View a drawing of the Palo Alto Ranch [5K] by Ramon Beltran, from Three Points.

image of the little cowpunchers riding ona  wago in the 1939 rodeo parade,  [33K]
The Little Cowpunchers ride in the 1939 Rodeo
Parade, Tucson, Arizona (photo courtesy of Victor Aros)

In 1935 Victor Aros was in the the second grade and Pedro (Pete) Aros was in kindergarten at the Baboquivari School when it was located on the Poso Nuevo Ranch, where they lived. In 1939, Victor was in the the sixth grade and Pete in the fourth grade when the Baboquivari School was located on the Palo Alto Ranch - Sasabe Route. That year, Victor was also the "editor" of a February 24, 1939, Arizona Daily Star Fifteenth Annual Rodeo Edition of The Little Cowpuncher.
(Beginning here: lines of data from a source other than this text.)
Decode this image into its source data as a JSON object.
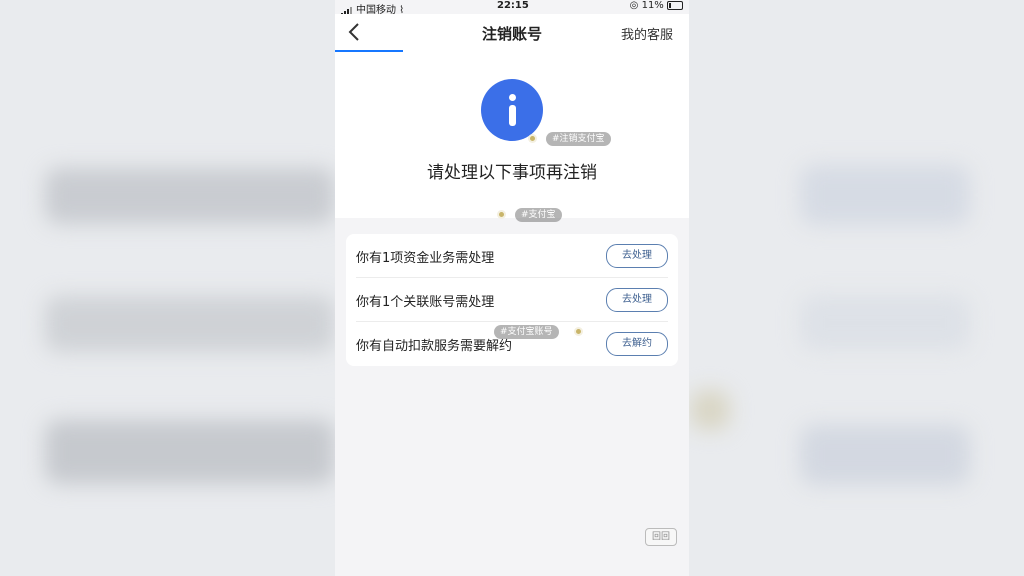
{
  "status_bar": {
    "carrier": "中国移动",
    "time": "22:15",
    "battery": "11%"
  },
  "nav": {
    "back_icon": "chevron-left-icon",
    "title": "注销账号",
    "service_label": "我的客服"
  },
  "hero": {
    "icon": "info-icon",
    "title": "请处理以下事项再注销"
  },
  "tags": [
    "#注销支付宝",
    "#支付宝",
    "#支付宝账号"
  ],
  "items": [
    {
      "text": "你有1项资金业务需处理",
      "action": "去处理"
    },
    {
      "text": "你有1个关联账号需处理",
      "action": "去处理"
    },
    {
      "text": "你有自动扣款服务需要解约",
      "action": "去解约"
    }
  ],
  "corner": {
    "button": "回回"
  },
  "colors": {
    "accent": "#3b6fe8",
    "button_border": "#5b7fb0"
  }
}
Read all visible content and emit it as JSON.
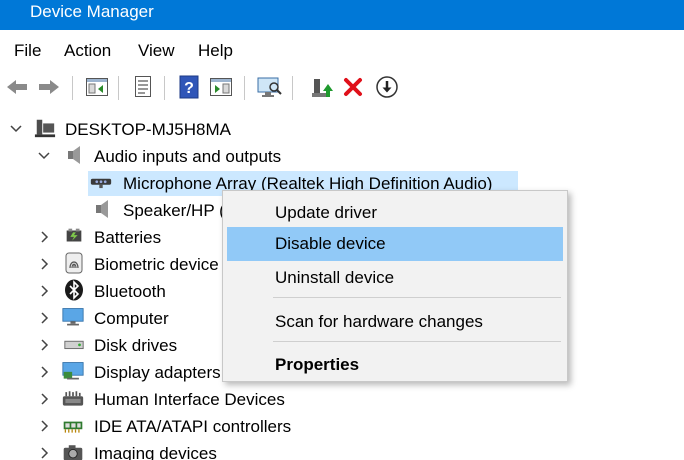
{
  "window": {
    "title": "Device Manager"
  },
  "menu": [
    "File",
    "Action",
    "View",
    "Help"
  ],
  "toolbar": {
    "icons": [
      "back-icon",
      "forward-icon",
      "show-hide-console-tree-icon",
      "properties-icon",
      "help-icon",
      "action-pane-icon",
      "scan-hardware-icon",
      "update-driver-icon",
      "uninstall-icon",
      "disable-device-icon"
    ]
  },
  "tree": {
    "root": "DESKTOP-MJ5H8MA",
    "audio_category": "Audio inputs and outputs",
    "audio_children": [
      "Microphone Array (Realtek High Definition Audio)",
      "Speaker/HP (I"
    ],
    "categories": [
      "Batteries",
      "Biometric device",
      "Bluetooth",
      "Computer",
      "Disk drives",
      "Display adapters",
      "Human Interface Devices",
      "IDE ATA/ATAPI controllers",
      "Imaging devices"
    ]
  },
  "context_menu": {
    "items": [
      "Update driver",
      "Disable device",
      "Uninstall device",
      "Scan for hardware changes",
      "Properties"
    ],
    "highlighted": "Disable device"
  },
  "colors": {
    "titlebar": "#0078d7",
    "selection": "#cce8ff",
    "menu_hover": "#91c9f7",
    "menu_bg": "#f2f2f2"
  }
}
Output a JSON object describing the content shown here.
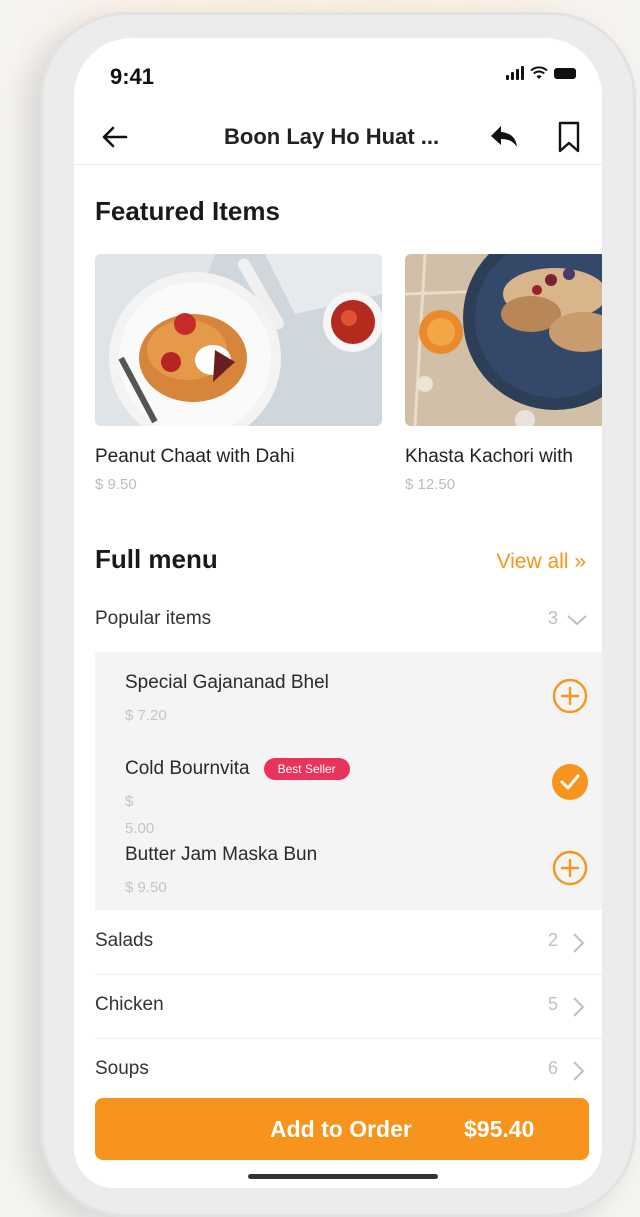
{
  "status": {
    "time": "9:41"
  },
  "nav": {
    "title": "Boon Lay Ho Huat ..."
  },
  "featured": {
    "title": "Featured Items",
    "items": [
      {
        "name": "Peanut Chaat with Dahi",
        "price": "$ 9.50"
      },
      {
        "name": "Khasta Kachori with",
        "price": "$ 12.50"
      }
    ]
  },
  "menu": {
    "title": "Full menu",
    "view_all": "View all »",
    "categories": [
      {
        "name": "Popular items",
        "count": "3",
        "expanded": true
      },
      {
        "name": "Salads",
        "count": "2"
      },
      {
        "name": "Chicken",
        "count": "5"
      },
      {
        "name": "Soups",
        "count": "6"
      }
    ],
    "popular_items": [
      {
        "name": "Special Gajananad Bhel",
        "price": "$ 7.20",
        "added": false
      },
      {
        "name": "Cold Bournvita",
        "badge": "Best Seller",
        "price_symbol": "$",
        "price_value": "5.00",
        "added": true
      },
      {
        "name": "Butter Jam Maska Bun",
        "price": "$ 9.50",
        "added": false
      }
    ]
  },
  "order": {
    "label": "Add to Order",
    "total": "$95.40"
  },
  "colors": {
    "accent": "#f7941d",
    "badge": "#e8345a"
  }
}
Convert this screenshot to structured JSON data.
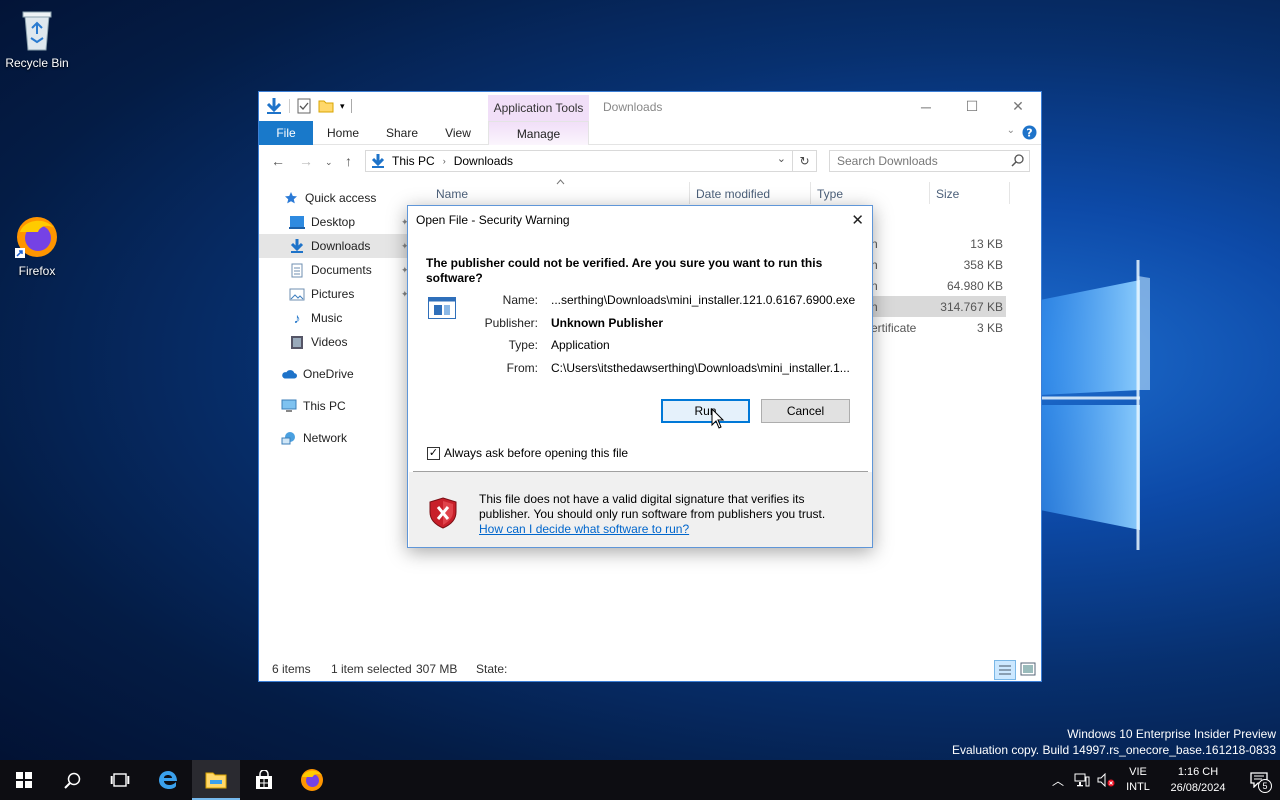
{
  "desktop": {
    "icons": [
      {
        "label": "Recycle Bin",
        "icon": "recycle-bin-icon"
      },
      {
        "label": "Firefox",
        "icon": "firefox-icon"
      }
    ],
    "watermark": {
      "line1": "Windows 10 Enterprise Insider Preview",
      "line2": "Evaluation copy. Build 14997.rs_onecore_base.161218-0833"
    }
  },
  "explorer": {
    "title": "Downloads",
    "contextual_tab": "Application Tools",
    "ribbon_tabs": [
      "File",
      "Home",
      "Share",
      "View",
      "Manage"
    ],
    "breadcrumb": [
      "This PC",
      "Downloads"
    ],
    "search_placeholder": "Search Downloads",
    "nav": {
      "quick_access": "Quick access",
      "items": [
        "Desktop",
        "Downloads",
        "Documents",
        "Pictures",
        "Music",
        "Videos"
      ],
      "onedrive": "OneDrive",
      "this_pc": "This PC",
      "network": "Network"
    },
    "columns": {
      "name": "Name",
      "date": "Date modified",
      "type": "Type",
      "size": "Size"
    },
    "rows": [
      {
        "type_fragment": "n",
        "size": "13 KB"
      },
      {
        "type_fragment": "n",
        "size": "358 KB"
      },
      {
        "type_fragment": "n",
        "size": "64.980 KB"
      },
      {
        "type_fragment": "n",
        "size": "314.767 KB",
        "selected": true
      },
      {
        "type_fragment": "ertificate",
        "size": "3 KB"
      }
    ],
    "status": {
      "items": "6 items",
      "selected": "1 item selected",
      "size": "307 MB",
      "state": "State:"
    }
  },
  "dialog": {
    "title": "Open File - Security Warning",
    "question": "The publisher could not be verified.  Are you sure you want to run this software?",
    "fields": {
      "name_label": "Name:",
      "name_value": "...serthing\\Downloads\\mini_installer.121.0.6167.6900.exe",
      "publisher_label": "Publisher:",
      "publisher_value": "Unknown Publisher",
      "type_label": "Type:",
      "type_value": "Application",
      "from_label": "From:",
      "from_value": "C:\\Users\\itsthedawserthing\\Downloads\\mini_installer.1..."
    },
    "run_label": "Run",
    "cancel_label": "Cancel",
    "checkbox_label": "Always ask before opening this file",
    "checkbox_checked": true,
    "warning_text": "This file does not have a valid digital signature that verifies its publisher.  You should only run software from publishers you trust.",
    "warning_link": "How can I decide what software to run?"
  },
  "taskbar": {
    "apps": [
      "start-icon",
      "search-icon",
      "task-view-icon",
      "edge-icon",
      "file-explorer-icon",
      "store-icon",
      "firefox-icon"
    ],
    "lang_line1": "VIE",
    "lang_line2": "INTL",
    "time": "1:16 CH",
    "date": "26/08/2024",
    "notifications": "5"
  },
  "colors": {
    "accent": "#0078d7",
    "file_tab": "#1979ca",
    "context_tab": "#f1dff8"
  }
}
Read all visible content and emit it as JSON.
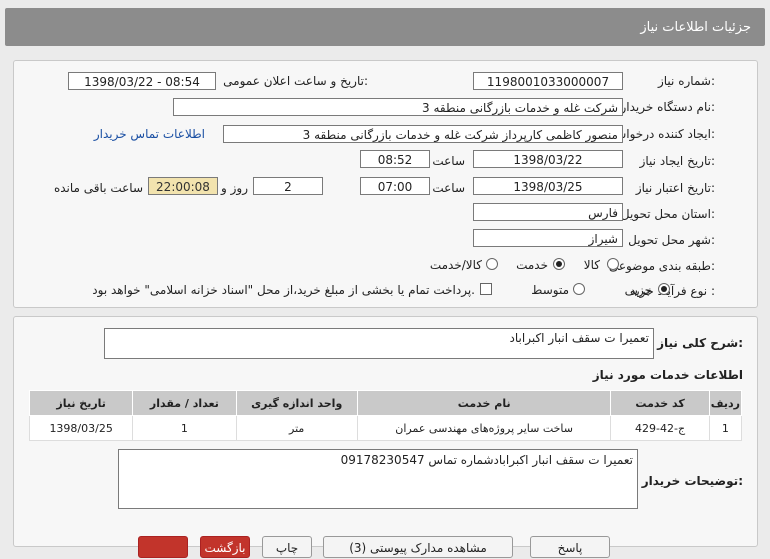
{
  "header": {
    "title": "جزئیات اطلاعات نیاز"
  },
  "info": {
    "need_number_label": "شماره نیاز:",
    "need_number": "1198001033000007",
    "announce_label": "تاریخ و ساعت اعلان عمومی:",
    "announce_value": "1398/03/22 - 08:54",
    "buyer_org_label": "نام دستگاه خریدار:",
    "buyer_org": "شرکت غله و خدمات بازرگانی منطقه 3",
    "requester_label": "ایجاد کننده درخواست:",
    "requester": "منصور کاظمی کارپرداز شرکت غله و خدمات بازرگانی منطقه 3",
    "contact_link": "اطلاعات تماس خریدار",
    "created_label": "تاریخ ایجاد نیاز:",
    "created_date": "1398/03/22",
    "time_label": "ساعت",
    "created_time": "08:52",
    "validity_label": "تاریخ اعتبار نیاز:",
    "validity_date": "1398/03/25",
    "validity_time": "07:00",
    "days_value": "2",
    "days_label": "روز و",
    "remaining_time": "22:00:08",
    "remaining_label": "ساعت باقی مانده",
    "province_label": "استان محل تحویل:",
    "province": "فارس",
    "city_label": "شهر محل تحویل:",
    "city": "شیراز",
    "category_label": "طبقه بندی موضوعی:",
    "category_options": [
      "کالا",
      "خدمت",
      "کالا/خدمت"
    ],
    "process_label": "نوع فرآیند خرید :",
    "process_options": [
      "جزیی",
      "متوسط"
    ],
    "payment_note": "پرداخت تمام یا بخشی از مبلغ خرید،از محل \"اسناد خزانه اسلامی\" خواهد بود."
  },
  "summary": {
    "label": "شرح کلی نیاز:",
    "value": "تعمیرا ت سقف انبار اکبراباد"
  },
  "services": {
    "title": "اطلاعات خدمات مورد نیاز",
    "columns": [
      "ردیف",
      "کد خدمت",
      "نام خدمت",
      "واحد اندازه گیری",
      "تعداد / مقدار",
      "تاریخ نیاز"
    ],
    "rows": [
      [
        "1",
        "ج-42-429",
        "ساخت سایر پروژه‌های مهندسی عمران",
        "متر",
        "1",
        "1398/03/25"
      ]
    ]
  },
  "buyer_notes": {
    "label": "توضیحات خریدار:",
    "value": "تعمیرا ت سقف انبار اکبرابادشماره تماس 09178230547"
  },
  "buttons": {
    "print": "چاپ",
    "view_docs": "مشاهده مدارک پیوستی (3)",
    "back": "بازگشت",
    "reply": "پاسخ"
  },
  "colors": {
    "header_bg": "#8c8c8c",
    "remaining_bg": "#f2e3ae",
    "link": "#1a4fa3"
  }
}
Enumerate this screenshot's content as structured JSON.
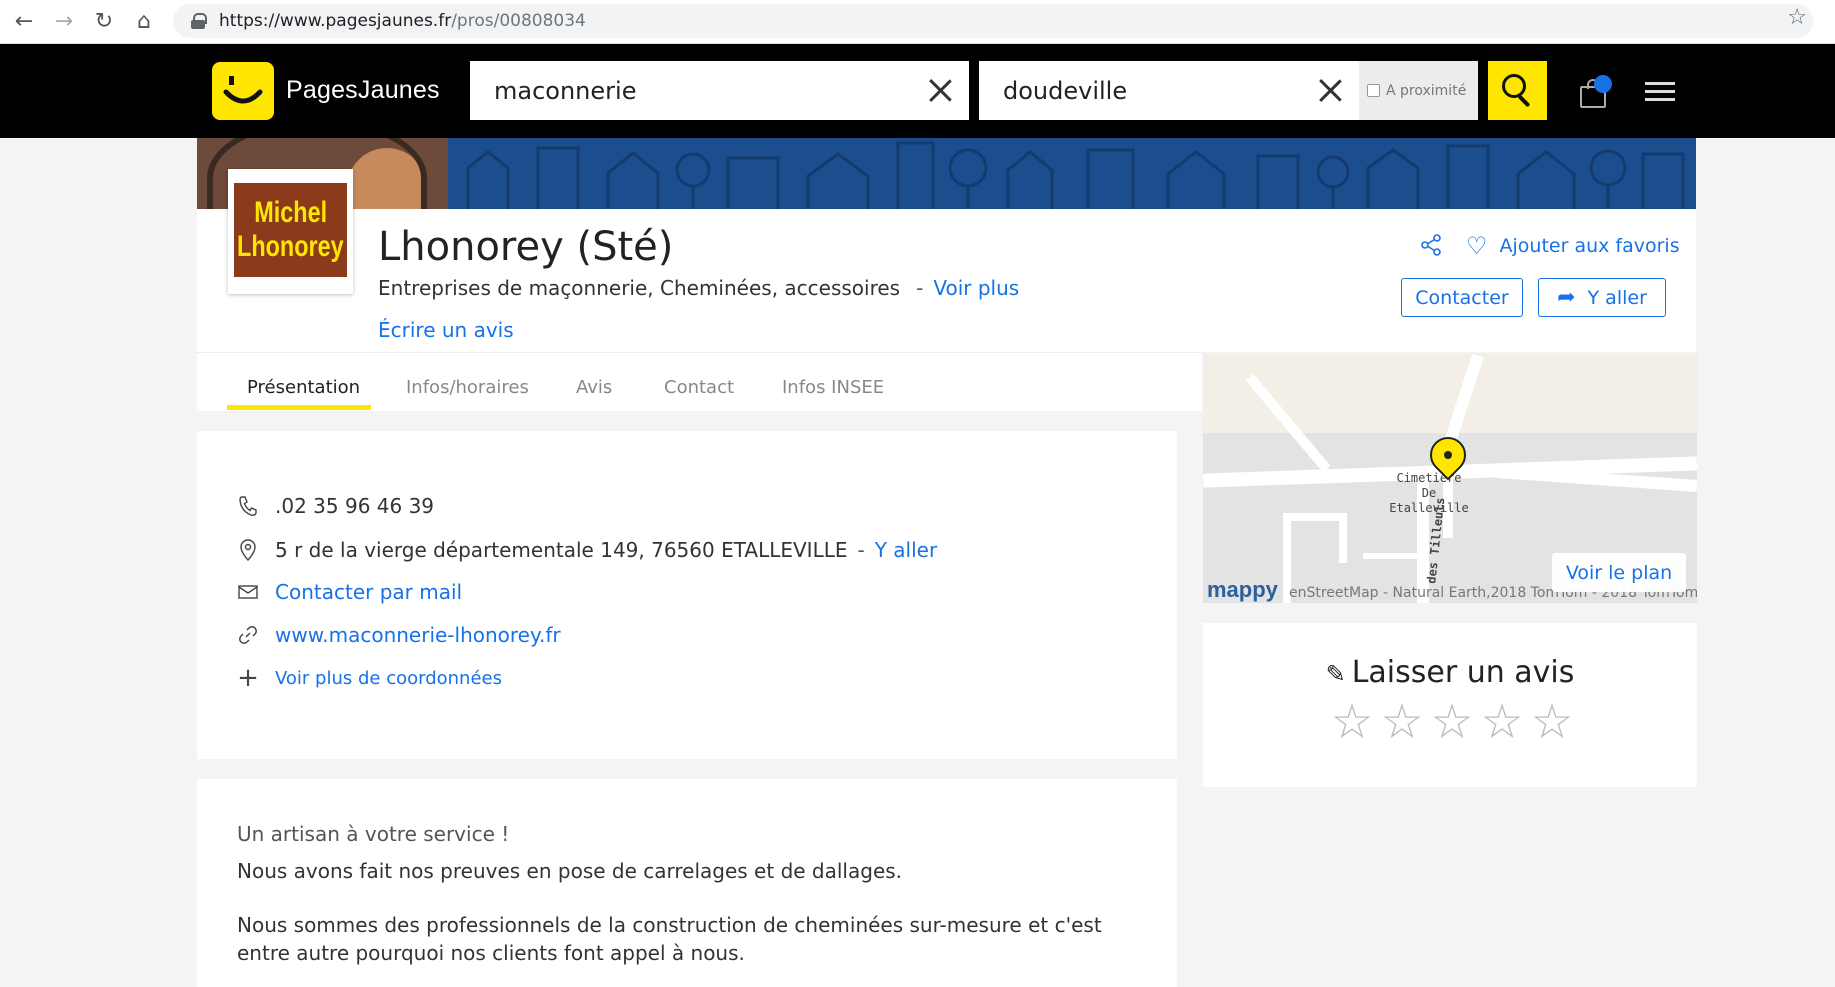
{
  "browser": {
    "url_host": "https://www.pagesjaunes.fr",
    "url_path": "/pros/00808034"
  },
  "header": {
    "brand": "PagesJaunes",
    "what_value": "maconnerie",
    "where_value": "doudeville",
    "proximity_label": "A proximité"
  },
  "logo": {
    "line1": "Michel",
    "line2": "Lhonorey"
  },
  "business": {
    "name": "Lhonorey (Sté)",
    "categories": "Entreprises de maçonnerie, Cheminées, accessoires",
    "more_label": "Voir plus",
    "write_review": "Écrire un avis",
    "favorite_label": "Ajouter aux favoris",
    "contact_label": "Contacter",
    "go_label": "Y aller"
  },
  "tabs": [
    {
      "label": "Présentation",
      "active": true
    },
    {
      "label": "Infos/horaires",
      "active": false
    },
    {
      "label": "Avis",
      "active": false
    },
    {
      "label": "Contact",
      "active": false
    },
    {
      "label": "Infos INSEE",
      "active": false
    }
  ],
  "map": {
    "place_line1": "Cimetière De",
    "place_line2": "Etalleville",
    "street": "des Tilleuls",
    "brand": "mappy",
    "attribution": "enStreetMap - Natural Earth,2018 TomTom - 2018 TomTom",
    "button": "Voir le plan"
  },
  "contact": {
    "phone": ".02 35 96 46 39",
    "address": "5 r de la vierge départementale 149, 76560 ETALLEVILLE",
    "address_link": "Y aller",
    "mail_link": "Contacter par mail",
    "website": "www.maconnerie-lhonorey.fr",
    "more_coords": "Voir plus de coordonnées"
  },
  "review": {
    "title": "Laisser un avis",
    "stars": 0
  },
  "description": {
    "tagline": "Un artisan à votre service !",
    "paragraph1": "Nous avons fait nos preuves en pose de carrelages et de dallages.",
    "paragraph2": "Nous sommes des professionnels de la construction de cheminées sur-mesure et c'est entre autre pourquoi nos clients font appel à nous."
  },
  "colors": {
    "brand_yellow": "#ffe600",
    "link_blue": "#1672e6",
    "header_black": "#000000"
  }
}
Read a selection of Victor Aros' contributions to The Little Cowpuncher (1) (2) (3) (4) (5) (6) and Pete Aros. (1)

Victor and Pete had a number of brothers and sisters also at the school. Arturo was one of the most prolific artists for that year's Little Cowpuncher. Other Aros brothers and sisters contributing to the 1939 edition were: Meli, Chelo, Ysdira and Pili.

Victor Aros has competed in rodeos throughout his life and is teaching roping his grandchildren after school on his ranch.View a photo Victor riding his favorite horse in a roping event. [52K]

Victor and Pete were interviewed on November 22, 2002, at their ranchito in South Tucson.

vicotr and Pete Aros, November 2002

Victor and Pete remember the Baboquivari School, their teacher "Sister" Bourne, and answer questions about writing and drawing for the Little Cowpuncher. [04:51 QuickTime]

Victor and Pete speak about their father and mother, what life was like growing up with sixteen children in the house, and their daily chores. Although their youth was spent on a ranch during the Great Depression in America, they remember alwasy having food to eat. They grew their own crops and often had fresh meet, as well as corn tortillas and beans. They recall stories from the Little Cowpuncher about Victor's participation in pie eating contests and Pete's in watermellon eating contests. [07:23 QuickTime]